Scientists from Seoul National University in South Korea say they have succeeded in cloning early stage human embryos and growing them in a laboratory. The achievement is sure to revive the debate on human cloning.
The South Korean team says it managed to clone 30 human "blastocysts", or early stage embryos, from eggs donated by 16 South Korean women.
The team says that once the blastocysts began to grow, it successfully removed the versatile "stem cells", which go on to form human organs, and can be used to grow any kind of body tissue.
Members of the team have said their aim was what is called "therapeutic cloning," as opposed to "reproductive cloning." They are interested, in other words, in stem cell research rather than cloning an entire human being.
The team's findings are to appear this week in the online version of the American journal, Science.

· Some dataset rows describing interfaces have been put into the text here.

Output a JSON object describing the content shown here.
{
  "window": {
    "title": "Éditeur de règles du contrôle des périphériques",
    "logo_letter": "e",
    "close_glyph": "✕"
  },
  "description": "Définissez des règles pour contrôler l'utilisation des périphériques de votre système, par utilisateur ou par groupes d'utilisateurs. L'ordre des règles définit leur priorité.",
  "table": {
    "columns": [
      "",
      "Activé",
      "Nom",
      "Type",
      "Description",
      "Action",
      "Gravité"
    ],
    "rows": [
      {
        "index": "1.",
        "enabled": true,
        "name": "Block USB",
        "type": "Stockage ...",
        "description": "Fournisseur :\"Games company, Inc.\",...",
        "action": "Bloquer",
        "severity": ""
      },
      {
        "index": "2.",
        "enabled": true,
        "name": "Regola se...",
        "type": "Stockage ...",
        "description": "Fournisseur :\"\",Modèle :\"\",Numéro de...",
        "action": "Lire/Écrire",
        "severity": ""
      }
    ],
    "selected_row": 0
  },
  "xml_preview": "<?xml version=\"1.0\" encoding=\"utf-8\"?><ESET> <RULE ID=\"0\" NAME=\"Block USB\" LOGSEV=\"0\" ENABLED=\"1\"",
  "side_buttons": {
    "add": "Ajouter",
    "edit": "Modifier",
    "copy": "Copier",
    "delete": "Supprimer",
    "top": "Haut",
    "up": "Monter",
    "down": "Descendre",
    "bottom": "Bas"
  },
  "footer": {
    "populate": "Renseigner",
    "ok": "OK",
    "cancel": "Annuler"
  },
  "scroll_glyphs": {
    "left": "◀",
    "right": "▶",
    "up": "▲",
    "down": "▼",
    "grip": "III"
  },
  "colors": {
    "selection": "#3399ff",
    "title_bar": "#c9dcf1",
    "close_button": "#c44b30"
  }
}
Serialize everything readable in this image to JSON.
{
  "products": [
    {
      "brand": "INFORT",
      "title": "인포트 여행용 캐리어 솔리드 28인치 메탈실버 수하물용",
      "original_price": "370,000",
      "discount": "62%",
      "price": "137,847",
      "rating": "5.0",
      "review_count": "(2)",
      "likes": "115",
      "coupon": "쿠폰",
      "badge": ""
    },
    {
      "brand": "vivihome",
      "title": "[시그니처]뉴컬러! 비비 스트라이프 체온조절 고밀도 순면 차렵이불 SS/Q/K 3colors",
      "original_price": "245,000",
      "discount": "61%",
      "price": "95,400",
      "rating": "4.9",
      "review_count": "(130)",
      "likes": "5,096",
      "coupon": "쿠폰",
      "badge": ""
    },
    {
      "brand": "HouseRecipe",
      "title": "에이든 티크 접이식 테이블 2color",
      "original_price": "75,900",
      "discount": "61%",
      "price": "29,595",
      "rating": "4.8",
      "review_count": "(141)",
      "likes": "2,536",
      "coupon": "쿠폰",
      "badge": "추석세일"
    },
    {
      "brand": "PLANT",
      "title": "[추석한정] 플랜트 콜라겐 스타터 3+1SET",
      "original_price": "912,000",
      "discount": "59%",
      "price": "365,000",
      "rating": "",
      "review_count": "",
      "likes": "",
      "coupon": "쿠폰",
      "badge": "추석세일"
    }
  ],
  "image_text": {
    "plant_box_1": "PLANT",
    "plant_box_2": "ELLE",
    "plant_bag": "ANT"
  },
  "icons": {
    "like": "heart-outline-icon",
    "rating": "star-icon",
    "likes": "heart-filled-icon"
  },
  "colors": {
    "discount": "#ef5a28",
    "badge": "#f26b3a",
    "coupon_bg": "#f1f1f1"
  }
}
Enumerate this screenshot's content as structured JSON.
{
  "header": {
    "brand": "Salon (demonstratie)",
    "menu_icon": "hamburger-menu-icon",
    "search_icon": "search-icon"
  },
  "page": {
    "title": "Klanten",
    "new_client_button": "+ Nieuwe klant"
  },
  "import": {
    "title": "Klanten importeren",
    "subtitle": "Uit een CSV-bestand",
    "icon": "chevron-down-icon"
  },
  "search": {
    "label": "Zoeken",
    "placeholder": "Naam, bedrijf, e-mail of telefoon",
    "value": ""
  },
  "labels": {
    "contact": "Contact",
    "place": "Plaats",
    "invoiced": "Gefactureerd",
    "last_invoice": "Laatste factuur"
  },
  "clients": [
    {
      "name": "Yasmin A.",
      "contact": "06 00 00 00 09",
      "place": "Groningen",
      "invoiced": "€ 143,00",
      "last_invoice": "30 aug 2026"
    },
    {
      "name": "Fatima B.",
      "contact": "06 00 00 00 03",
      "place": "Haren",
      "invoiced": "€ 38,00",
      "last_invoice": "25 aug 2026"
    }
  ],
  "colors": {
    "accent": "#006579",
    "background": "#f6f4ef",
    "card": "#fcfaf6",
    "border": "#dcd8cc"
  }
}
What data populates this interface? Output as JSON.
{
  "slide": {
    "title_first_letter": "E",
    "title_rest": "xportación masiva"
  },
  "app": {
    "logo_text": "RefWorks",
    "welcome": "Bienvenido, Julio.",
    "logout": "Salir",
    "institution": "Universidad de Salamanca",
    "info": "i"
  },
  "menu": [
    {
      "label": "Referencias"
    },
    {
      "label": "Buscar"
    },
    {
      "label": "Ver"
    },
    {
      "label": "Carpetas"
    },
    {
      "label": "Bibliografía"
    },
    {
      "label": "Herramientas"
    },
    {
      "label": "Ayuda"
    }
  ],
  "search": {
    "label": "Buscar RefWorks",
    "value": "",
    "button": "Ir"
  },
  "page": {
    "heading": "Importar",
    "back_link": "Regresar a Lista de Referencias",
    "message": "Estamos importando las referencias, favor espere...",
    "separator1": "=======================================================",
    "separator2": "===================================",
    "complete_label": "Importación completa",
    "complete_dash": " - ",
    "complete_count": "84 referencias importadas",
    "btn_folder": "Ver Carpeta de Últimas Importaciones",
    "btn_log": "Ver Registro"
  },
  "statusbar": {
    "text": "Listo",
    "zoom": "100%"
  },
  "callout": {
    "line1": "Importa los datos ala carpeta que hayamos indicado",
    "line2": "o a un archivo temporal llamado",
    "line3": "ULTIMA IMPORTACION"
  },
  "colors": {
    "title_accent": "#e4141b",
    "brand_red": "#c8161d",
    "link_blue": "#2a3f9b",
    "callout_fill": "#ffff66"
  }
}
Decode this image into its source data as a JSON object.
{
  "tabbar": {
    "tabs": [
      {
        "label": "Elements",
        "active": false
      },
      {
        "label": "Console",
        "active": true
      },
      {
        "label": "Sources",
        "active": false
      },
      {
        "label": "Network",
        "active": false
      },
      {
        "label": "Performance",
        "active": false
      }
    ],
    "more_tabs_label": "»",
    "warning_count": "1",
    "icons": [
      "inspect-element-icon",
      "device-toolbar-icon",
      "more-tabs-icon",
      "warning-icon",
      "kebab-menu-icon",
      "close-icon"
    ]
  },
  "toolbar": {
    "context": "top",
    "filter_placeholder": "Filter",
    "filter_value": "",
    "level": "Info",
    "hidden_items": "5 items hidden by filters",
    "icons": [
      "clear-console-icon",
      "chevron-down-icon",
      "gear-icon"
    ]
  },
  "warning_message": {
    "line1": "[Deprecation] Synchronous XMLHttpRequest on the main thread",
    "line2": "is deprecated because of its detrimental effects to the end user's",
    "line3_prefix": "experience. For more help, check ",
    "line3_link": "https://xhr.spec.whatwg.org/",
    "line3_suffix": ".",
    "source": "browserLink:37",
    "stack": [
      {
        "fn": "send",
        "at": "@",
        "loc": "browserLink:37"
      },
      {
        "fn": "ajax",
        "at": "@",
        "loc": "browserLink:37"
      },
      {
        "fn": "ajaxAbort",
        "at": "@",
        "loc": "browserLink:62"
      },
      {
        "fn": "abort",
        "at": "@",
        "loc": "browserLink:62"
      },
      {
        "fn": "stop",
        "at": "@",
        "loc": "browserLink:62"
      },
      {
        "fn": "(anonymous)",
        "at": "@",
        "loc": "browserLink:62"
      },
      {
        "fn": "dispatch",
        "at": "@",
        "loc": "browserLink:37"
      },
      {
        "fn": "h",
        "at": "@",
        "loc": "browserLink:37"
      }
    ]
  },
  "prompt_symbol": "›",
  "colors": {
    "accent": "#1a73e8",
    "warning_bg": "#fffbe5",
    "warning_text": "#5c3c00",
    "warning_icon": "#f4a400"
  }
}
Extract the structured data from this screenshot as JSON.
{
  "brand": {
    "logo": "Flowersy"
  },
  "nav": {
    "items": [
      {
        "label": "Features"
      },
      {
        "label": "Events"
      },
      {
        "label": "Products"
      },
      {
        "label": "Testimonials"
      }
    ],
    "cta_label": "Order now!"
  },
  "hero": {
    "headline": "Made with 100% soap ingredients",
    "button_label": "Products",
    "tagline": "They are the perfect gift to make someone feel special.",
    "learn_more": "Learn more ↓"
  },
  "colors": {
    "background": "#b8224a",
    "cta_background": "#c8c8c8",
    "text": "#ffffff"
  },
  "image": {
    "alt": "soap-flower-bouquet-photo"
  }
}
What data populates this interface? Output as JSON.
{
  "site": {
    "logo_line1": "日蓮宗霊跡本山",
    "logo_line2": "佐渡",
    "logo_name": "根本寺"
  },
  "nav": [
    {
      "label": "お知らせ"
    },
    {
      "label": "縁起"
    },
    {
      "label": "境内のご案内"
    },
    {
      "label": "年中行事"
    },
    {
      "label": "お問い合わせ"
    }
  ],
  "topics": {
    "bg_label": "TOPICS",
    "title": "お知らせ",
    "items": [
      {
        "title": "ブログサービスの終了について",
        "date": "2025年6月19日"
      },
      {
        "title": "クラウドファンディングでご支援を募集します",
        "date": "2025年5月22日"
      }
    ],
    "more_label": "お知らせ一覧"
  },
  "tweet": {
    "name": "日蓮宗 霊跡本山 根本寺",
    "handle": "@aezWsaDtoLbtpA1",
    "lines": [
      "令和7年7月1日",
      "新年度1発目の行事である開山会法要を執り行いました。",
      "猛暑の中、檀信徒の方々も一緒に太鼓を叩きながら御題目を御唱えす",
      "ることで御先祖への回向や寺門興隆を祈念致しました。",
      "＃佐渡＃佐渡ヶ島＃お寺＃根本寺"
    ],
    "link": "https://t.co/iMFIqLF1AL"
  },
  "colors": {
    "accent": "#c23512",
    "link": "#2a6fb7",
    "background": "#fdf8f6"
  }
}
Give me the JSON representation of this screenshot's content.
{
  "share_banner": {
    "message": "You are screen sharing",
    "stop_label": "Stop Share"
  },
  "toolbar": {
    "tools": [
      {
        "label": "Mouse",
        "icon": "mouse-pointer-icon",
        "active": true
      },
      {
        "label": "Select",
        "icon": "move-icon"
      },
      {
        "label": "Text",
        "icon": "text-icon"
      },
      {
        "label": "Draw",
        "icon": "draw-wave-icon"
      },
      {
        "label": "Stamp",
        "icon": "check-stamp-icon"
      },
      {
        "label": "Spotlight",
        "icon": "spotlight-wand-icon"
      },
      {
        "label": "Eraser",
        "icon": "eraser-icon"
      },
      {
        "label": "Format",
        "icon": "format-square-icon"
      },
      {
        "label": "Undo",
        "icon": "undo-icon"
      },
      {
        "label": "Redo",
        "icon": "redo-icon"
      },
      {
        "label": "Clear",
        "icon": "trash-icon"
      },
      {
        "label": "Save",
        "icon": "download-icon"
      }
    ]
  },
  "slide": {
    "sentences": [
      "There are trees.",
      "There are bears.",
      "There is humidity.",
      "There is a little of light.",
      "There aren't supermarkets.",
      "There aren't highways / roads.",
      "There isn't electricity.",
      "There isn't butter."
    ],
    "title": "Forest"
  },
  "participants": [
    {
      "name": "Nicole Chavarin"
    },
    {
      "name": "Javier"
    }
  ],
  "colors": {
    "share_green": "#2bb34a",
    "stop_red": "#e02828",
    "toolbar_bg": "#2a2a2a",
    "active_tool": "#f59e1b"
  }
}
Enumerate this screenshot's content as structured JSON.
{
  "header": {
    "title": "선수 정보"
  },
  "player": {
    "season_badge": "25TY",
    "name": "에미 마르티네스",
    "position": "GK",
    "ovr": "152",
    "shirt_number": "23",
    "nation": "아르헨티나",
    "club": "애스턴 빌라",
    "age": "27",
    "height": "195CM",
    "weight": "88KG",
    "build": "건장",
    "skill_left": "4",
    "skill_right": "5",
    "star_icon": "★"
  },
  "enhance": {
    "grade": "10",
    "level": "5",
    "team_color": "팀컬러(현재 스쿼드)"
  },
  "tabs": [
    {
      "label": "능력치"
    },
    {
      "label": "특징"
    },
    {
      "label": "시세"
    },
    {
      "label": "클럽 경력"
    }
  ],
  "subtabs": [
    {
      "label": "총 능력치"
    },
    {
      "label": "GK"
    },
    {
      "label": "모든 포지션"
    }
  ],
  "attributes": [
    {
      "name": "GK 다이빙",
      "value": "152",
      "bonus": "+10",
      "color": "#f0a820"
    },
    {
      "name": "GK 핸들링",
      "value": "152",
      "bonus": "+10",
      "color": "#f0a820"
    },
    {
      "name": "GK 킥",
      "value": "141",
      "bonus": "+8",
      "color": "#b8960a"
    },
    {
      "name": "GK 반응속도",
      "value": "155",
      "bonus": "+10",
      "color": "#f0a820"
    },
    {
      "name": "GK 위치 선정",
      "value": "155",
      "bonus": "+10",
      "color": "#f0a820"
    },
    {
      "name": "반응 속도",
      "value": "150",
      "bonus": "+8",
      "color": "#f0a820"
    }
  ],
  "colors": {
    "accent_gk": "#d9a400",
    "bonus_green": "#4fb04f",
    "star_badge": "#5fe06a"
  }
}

The American Association for the Advancement of Science, which publishes the journal, said Thursday that the South Korean biologists are the first to publish successful research on the cloning of human embryonic cells.
Scientists have successfully cloned cattle, mice and, most famous of all, Dolly the Sheep. There have been claims from time to time that human embryos have been cloned, but no proof has ever been offered.
The technique used by the Korean scientists had previously been used to clone mouse cells, but the involvement of human stem cells is likely to reinvigorate the debate on human cloning.
There are many objections to such science. Some people flatly oppose human cloning on ethical and scientific grounds. Others object to the removal of stem cells from cloned human embryos because the embryo is killed in the process.
Supporters of the science argue that stem cell research will lead to innovations in medicine.
Wendy Fung is a researcher at the Hong Kong-based biotech firm DNA Chips.
"Another purpose of this kind of experiment would be to try to find a way to find embryonic tissue that can be used for transplantation," she explained.
Stem cells have been transplanted into diseased organs - like the brain of a person with Alzheimer's or Parkinson's Disease - with beneficial results.
Scientists point out, however, that once human embryos are cloned, they can theoretically be grown into full term humans. A number of individuals and governments have called for laws against the cloning of human beings.
The Bush Administration has been pushing for a ban on human cloning, both for the purpose of reproduction and for extracting stem cells.